TASK DIRECTIONS -
Output the records below again, precisely as they are written.

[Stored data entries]
/---

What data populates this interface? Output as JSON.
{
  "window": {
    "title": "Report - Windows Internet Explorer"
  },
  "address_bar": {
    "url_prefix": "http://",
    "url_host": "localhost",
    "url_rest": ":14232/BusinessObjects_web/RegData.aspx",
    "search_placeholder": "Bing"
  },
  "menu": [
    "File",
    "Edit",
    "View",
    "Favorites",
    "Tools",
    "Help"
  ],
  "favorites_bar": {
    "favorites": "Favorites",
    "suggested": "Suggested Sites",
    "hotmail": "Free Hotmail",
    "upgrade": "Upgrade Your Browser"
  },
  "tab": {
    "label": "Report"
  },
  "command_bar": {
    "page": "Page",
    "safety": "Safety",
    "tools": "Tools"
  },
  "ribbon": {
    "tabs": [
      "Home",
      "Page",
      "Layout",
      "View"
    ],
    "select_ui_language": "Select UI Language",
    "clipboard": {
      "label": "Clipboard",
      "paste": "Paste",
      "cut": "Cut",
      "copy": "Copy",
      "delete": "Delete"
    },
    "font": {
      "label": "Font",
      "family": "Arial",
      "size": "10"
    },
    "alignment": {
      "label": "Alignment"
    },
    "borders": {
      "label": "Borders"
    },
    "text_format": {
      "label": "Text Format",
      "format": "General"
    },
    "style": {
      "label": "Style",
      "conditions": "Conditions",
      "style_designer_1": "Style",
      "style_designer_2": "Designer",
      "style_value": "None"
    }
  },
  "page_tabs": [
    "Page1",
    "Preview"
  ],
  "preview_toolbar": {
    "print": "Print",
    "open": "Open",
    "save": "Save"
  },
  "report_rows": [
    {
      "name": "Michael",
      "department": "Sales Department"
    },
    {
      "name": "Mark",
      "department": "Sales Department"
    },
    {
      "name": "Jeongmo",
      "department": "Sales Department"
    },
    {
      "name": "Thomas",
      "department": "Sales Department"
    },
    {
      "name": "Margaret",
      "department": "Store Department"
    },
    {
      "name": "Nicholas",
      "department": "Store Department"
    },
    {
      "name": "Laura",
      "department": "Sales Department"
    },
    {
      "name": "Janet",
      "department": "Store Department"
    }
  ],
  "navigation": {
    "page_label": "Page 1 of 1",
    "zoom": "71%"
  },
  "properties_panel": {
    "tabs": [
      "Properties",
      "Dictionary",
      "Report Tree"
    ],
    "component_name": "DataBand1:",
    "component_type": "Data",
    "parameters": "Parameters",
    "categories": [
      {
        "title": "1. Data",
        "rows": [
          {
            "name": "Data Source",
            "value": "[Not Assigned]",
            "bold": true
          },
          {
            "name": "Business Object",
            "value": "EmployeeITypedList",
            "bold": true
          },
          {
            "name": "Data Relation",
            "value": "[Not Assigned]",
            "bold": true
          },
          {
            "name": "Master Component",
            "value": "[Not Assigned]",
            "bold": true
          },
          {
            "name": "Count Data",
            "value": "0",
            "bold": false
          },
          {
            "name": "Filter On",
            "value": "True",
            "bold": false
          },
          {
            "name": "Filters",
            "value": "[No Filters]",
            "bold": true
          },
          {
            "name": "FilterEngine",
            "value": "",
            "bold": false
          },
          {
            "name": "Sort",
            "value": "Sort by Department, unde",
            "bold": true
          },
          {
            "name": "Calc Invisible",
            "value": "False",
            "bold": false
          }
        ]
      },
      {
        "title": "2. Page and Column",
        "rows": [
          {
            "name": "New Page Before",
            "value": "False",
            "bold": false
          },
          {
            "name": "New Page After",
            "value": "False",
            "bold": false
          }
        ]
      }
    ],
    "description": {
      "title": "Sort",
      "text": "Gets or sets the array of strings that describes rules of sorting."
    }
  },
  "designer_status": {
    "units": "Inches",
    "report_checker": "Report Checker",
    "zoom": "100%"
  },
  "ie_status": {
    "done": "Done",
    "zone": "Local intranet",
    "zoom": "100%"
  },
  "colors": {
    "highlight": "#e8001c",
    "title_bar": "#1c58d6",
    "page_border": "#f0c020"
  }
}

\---

ANSWER SPACE -
What data populates this interface? Output as JSON.
{
  "window": {
    "title": "Report - Windows Internet Explorer"
  },
  "address_bar": {
    "url_prefix": "http://",
    "url_host": "localhost",
    "url_rest": ":14232/BusinessObjects_web/RegData.aspx",
    "search_placeholder": "Bing"
  },
  "menu": [
    "File",
    "Edit",
    "View",
    "Favorites",
    "Tools",
    "Help"
  ],
  "favorites_bar": {
    "favorites": "Favorites",
    "suggested": "Suggested Sites",
    "hotmail": "Free Hotmail",
    "upgrade": "Upgrade Your Browser"
  },
  "tab": {
    "label": "Report"
  },
  "command_bar": {
    "page": "Page",
    "safety": "Safety",
    "tools": "Tools"
  },
  "ribbon": {
    "tabs": [
      "Home",
      "Page",
      "Layout",
      "View"
    ],
    "select_ui_language": "Select UI Language",
    "clipboard": {
      "label": "Clipboard",
      "paste": "Paste",
      "cut": "Cut",
      "copy": "Copy",
      "delete": "Delete"
    },
    "font": {
      "label": "Font",
      "family": "Arial",
      "size": "10"
    },
    "alignment": {
      "label": "Alignment"
    },
    "borders": {
      "label": "Borders"
    },
    "text_format": {
      "label": "Text Format",
      "format": "General"
    },
    "style": {
      "label": "Style",
      "conditions": "Conditions",
      "style_designer_1": "Style",
      "style_designer_2": "Designer",
      "style_value": "None"
    }
  },
  "page_tabs": [
    "Page1",
    "Preview"
  ],
  "preview_toolbar": {
    "print": "Print",
    "open": "Open",
    "save": "Save"
  },
  "report_rows": [
    {
      "name": "Michael",
      "department": "Sales Department"
    },
    {
      "name": "Mark",
      "department": "Sales Department"
    },
    {
      "name": "Jeongmo",
      "department": "Sales Department"
    },
    {
      "name": "Thomas",
      "department": "Sales Department"
    },
    {
      "name": "Margaret",
      "department": "Store Department"
    },
    {
      "name": "Nicholas",
      "department": "Store Department"
    },
    {
      "name": "Laura",
      "department": "Sales Department"
    },
    {
      "name": "Janet",
      "department": "Store Department"
    }
  ],
  "navigation": {
    "page_label": "Page 1 of 1",
    "zoom": "71%"
  },
  "properties_panel": {
    "tabs": [
      "Properties",
      "Dictionary",
      "Report Tree"
    ],
    "component_name": "DataBand1:",
    "component_type": "Data",
    "parameters": "Parameters",
    "categories": [
      {
        "title": "1. Data",
        "rows": [
          {
            "name": "Data Source",
            "value": "[Not Assigned]",
            "bold": true
          },
          {
            "name": "Business Object",
            "value": "EmployeeITypedList",
            "bold": true
          },
          {
            "name": "Data Relation",
            "value": "[Not Assigned]",
            "bold": true
          },
          {
            "name": "Master Component",
            "value": "[Not Assigned]",
            "bold": true
          },
          {
            "name": "Count Data",
            "value": "0",
            "bold": false
          },
          {
            "name": "Filter On",
            "value": "True",
            "bold": false
          },
          {
            "name": "Filters",
            "value": "[No Filters]",
            "bold": true
          },
          {
            "name": "FilterEngine",
            "value": "",
            "bold": false
          },
          {
            "name": "Sort",
            "value": "Sort by Department, unde",
            "bold": true
          },
          {
            "name": "Calc Invisible",
            "value": "False",
            "bold": false
          }
        ]
      },
      {
        "title": "2. Page and Column",
        "rows": [
          {
            "name": "New Page Before",
            "value": "False",
            "bold": false
          },
          {
            "name": "New Page After",
            "value": "False",
            "bold": false
          }
        ]
      }
    ],
    "description": {
      "title": "Sort",
      "text": "Gets or sets the array of strings that describes rules of sorting."
    }
  },
  "designer_status": {
    "units": "Inches",
    "report_checker": "Report Checker",
    "zoom": "100%"
  },
  "ie_status": {
    "done": "Done",
    "zone": "Local intranet",
    "zoom": "100%"
  },
  "colors": {
    "highlight": "#e8001c",
    "title_bar": "#1c58d6",
    "page_border": "#f0c020"
  }
}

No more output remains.